%%

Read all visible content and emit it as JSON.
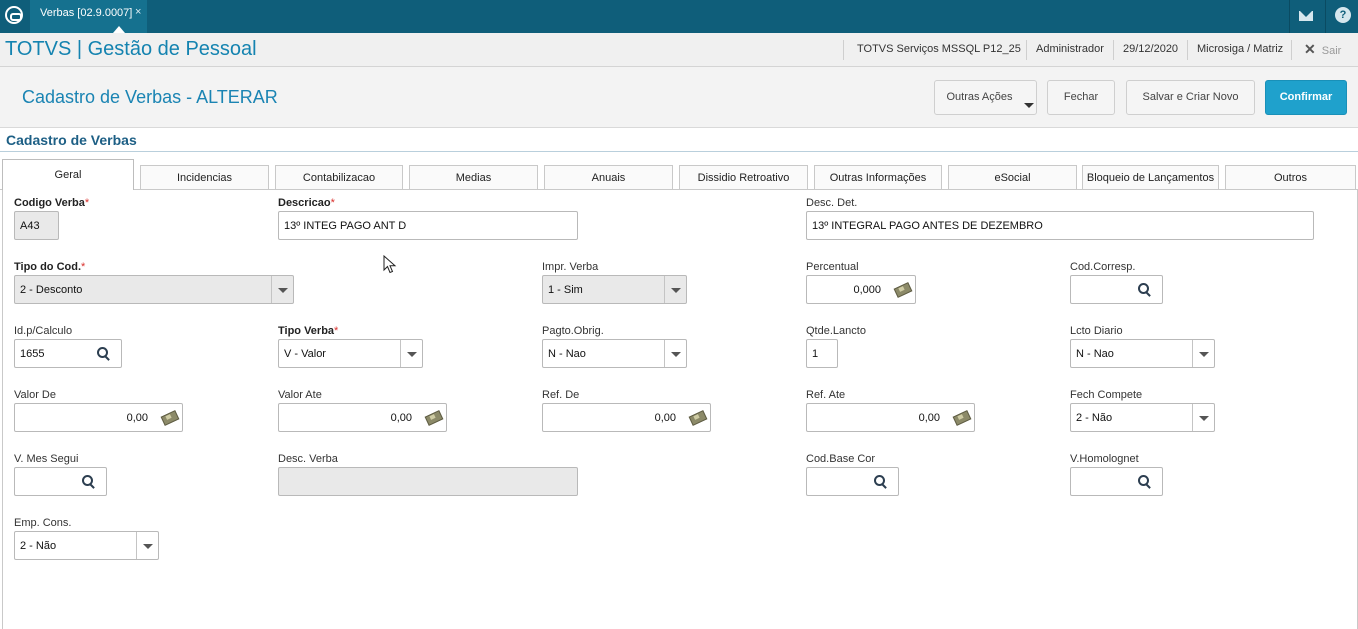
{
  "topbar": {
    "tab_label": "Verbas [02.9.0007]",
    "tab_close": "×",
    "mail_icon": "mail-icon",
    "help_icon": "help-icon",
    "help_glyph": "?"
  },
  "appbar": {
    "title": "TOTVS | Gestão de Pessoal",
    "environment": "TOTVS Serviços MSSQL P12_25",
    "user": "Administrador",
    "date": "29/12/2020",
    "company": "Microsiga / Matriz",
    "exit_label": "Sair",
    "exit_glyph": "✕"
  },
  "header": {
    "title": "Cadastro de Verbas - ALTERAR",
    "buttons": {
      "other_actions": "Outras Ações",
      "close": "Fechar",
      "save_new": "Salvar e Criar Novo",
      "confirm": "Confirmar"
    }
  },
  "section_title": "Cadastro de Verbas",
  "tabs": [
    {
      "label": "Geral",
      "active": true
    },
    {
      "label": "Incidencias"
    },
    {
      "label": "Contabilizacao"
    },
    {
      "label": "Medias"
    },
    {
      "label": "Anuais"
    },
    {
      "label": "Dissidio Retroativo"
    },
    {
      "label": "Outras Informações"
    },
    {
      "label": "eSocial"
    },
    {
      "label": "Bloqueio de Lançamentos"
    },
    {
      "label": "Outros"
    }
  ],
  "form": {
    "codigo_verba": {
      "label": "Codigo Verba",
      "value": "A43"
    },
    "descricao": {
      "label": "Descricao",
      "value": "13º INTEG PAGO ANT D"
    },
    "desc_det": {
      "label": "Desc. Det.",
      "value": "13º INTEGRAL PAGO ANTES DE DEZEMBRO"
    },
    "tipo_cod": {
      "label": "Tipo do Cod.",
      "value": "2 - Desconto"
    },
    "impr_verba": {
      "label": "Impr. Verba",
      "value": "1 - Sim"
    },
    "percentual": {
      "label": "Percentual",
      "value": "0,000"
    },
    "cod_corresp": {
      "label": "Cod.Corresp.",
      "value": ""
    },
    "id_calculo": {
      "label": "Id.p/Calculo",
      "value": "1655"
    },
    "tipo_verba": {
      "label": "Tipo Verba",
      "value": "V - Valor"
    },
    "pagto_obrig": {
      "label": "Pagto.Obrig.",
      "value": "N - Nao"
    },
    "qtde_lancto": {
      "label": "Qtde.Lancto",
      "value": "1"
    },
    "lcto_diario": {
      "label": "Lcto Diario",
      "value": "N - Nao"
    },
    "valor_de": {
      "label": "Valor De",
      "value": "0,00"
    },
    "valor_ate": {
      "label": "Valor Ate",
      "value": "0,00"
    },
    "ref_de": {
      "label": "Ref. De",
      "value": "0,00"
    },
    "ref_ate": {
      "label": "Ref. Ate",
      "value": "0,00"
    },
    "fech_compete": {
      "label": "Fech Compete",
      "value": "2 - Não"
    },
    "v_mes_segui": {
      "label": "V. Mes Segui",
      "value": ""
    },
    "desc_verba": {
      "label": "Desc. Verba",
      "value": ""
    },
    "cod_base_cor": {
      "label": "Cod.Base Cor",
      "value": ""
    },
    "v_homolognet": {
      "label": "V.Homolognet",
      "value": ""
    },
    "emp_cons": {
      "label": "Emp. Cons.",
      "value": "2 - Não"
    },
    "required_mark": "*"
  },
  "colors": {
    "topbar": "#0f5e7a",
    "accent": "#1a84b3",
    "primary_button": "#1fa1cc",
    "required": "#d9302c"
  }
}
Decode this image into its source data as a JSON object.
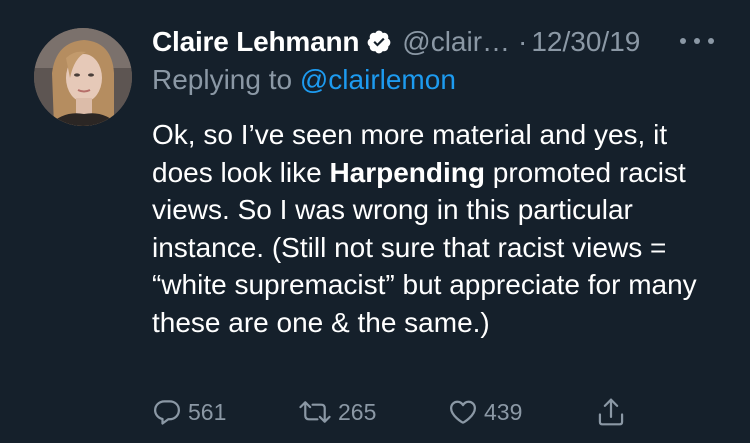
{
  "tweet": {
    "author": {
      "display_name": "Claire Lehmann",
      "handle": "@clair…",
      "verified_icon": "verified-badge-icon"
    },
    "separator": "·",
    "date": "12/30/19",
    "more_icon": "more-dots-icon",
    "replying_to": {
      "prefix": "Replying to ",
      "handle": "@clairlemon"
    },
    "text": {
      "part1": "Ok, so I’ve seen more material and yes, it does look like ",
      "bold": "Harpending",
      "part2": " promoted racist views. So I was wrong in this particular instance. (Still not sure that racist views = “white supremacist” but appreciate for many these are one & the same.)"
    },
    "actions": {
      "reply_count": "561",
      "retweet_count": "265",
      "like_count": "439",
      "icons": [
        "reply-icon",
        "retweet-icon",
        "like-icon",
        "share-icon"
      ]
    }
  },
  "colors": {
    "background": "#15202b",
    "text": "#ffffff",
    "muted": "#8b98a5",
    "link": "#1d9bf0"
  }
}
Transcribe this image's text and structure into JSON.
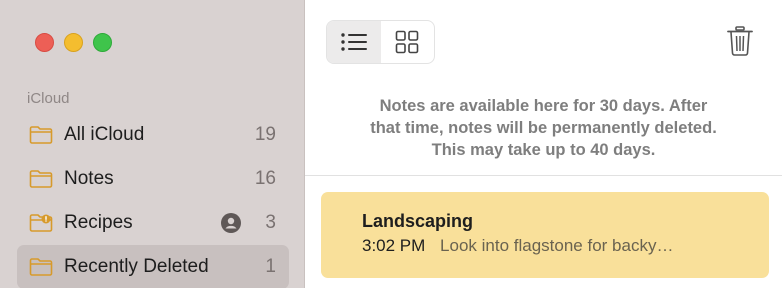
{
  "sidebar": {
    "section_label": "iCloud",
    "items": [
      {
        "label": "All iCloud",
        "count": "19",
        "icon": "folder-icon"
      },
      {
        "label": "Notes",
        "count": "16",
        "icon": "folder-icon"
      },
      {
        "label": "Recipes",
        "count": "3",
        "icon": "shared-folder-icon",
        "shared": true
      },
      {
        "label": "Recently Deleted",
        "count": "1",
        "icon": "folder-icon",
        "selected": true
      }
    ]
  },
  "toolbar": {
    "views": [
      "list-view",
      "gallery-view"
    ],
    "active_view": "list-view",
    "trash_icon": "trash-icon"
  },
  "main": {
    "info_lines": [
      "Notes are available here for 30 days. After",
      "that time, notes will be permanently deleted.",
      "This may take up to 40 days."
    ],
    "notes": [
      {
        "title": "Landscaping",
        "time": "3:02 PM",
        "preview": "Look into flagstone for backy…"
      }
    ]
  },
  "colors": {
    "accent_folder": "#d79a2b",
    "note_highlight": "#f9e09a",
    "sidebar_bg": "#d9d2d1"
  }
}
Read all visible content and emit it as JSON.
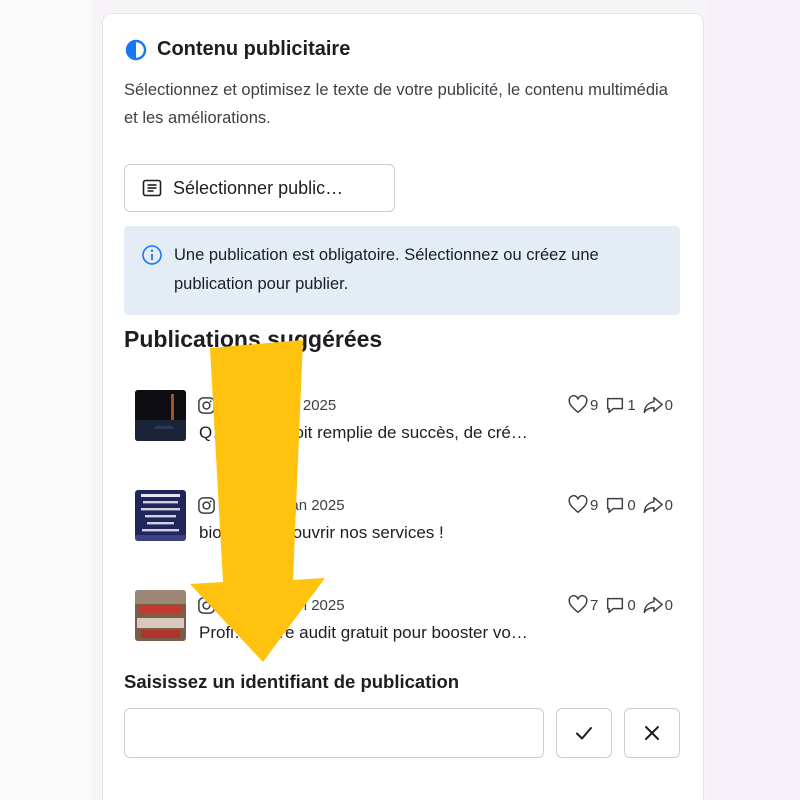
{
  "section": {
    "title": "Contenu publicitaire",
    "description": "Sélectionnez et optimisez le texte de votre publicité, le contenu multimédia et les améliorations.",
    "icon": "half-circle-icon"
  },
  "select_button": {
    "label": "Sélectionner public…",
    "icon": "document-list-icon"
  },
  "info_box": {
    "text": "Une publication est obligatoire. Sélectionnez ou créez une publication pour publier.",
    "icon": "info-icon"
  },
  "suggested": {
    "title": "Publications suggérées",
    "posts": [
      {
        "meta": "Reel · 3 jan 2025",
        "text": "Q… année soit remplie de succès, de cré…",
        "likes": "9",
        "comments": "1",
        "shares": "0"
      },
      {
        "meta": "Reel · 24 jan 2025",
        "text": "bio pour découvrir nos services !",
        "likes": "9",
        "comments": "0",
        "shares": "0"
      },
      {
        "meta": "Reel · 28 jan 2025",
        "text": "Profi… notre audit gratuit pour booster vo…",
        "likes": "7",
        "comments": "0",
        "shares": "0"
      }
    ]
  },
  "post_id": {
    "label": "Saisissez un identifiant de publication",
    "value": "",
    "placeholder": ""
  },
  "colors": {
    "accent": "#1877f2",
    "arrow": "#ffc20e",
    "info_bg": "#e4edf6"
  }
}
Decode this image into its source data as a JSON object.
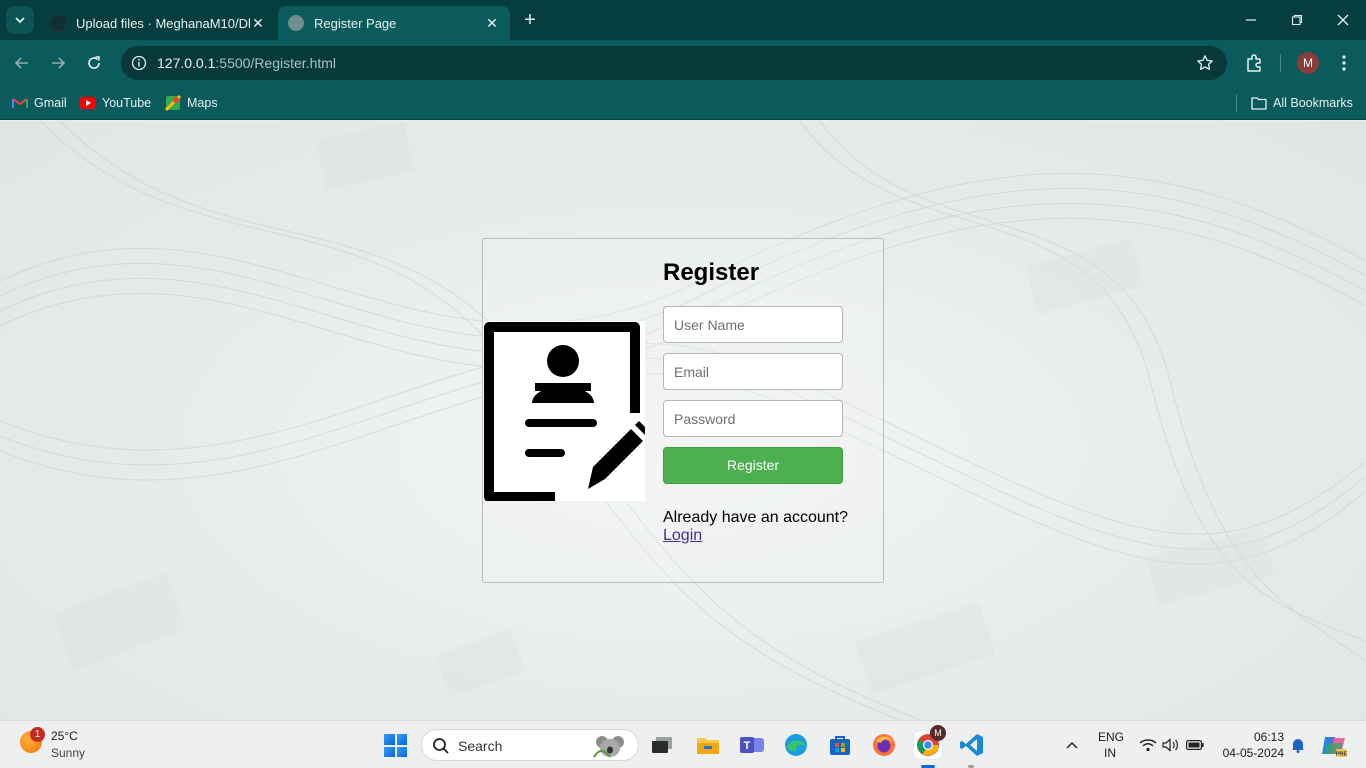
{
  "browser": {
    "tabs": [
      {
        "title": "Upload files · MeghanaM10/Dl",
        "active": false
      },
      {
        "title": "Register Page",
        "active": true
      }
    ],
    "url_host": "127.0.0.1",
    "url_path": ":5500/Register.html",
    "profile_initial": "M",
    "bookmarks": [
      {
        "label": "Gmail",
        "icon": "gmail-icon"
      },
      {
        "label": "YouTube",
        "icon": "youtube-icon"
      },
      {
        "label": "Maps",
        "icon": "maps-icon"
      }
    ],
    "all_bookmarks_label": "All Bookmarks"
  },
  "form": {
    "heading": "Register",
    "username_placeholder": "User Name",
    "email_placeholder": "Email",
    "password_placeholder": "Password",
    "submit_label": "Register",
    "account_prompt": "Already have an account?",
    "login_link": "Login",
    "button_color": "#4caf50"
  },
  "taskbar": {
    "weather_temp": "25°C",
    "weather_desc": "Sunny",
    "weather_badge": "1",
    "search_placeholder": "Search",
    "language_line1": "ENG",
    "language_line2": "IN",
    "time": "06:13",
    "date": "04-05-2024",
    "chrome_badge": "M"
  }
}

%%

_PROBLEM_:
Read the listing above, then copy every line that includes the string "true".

_SOLUTION FOR THIS EXERCISE_:
      "active": true
        "shared": true
        "selected": true
        "active": true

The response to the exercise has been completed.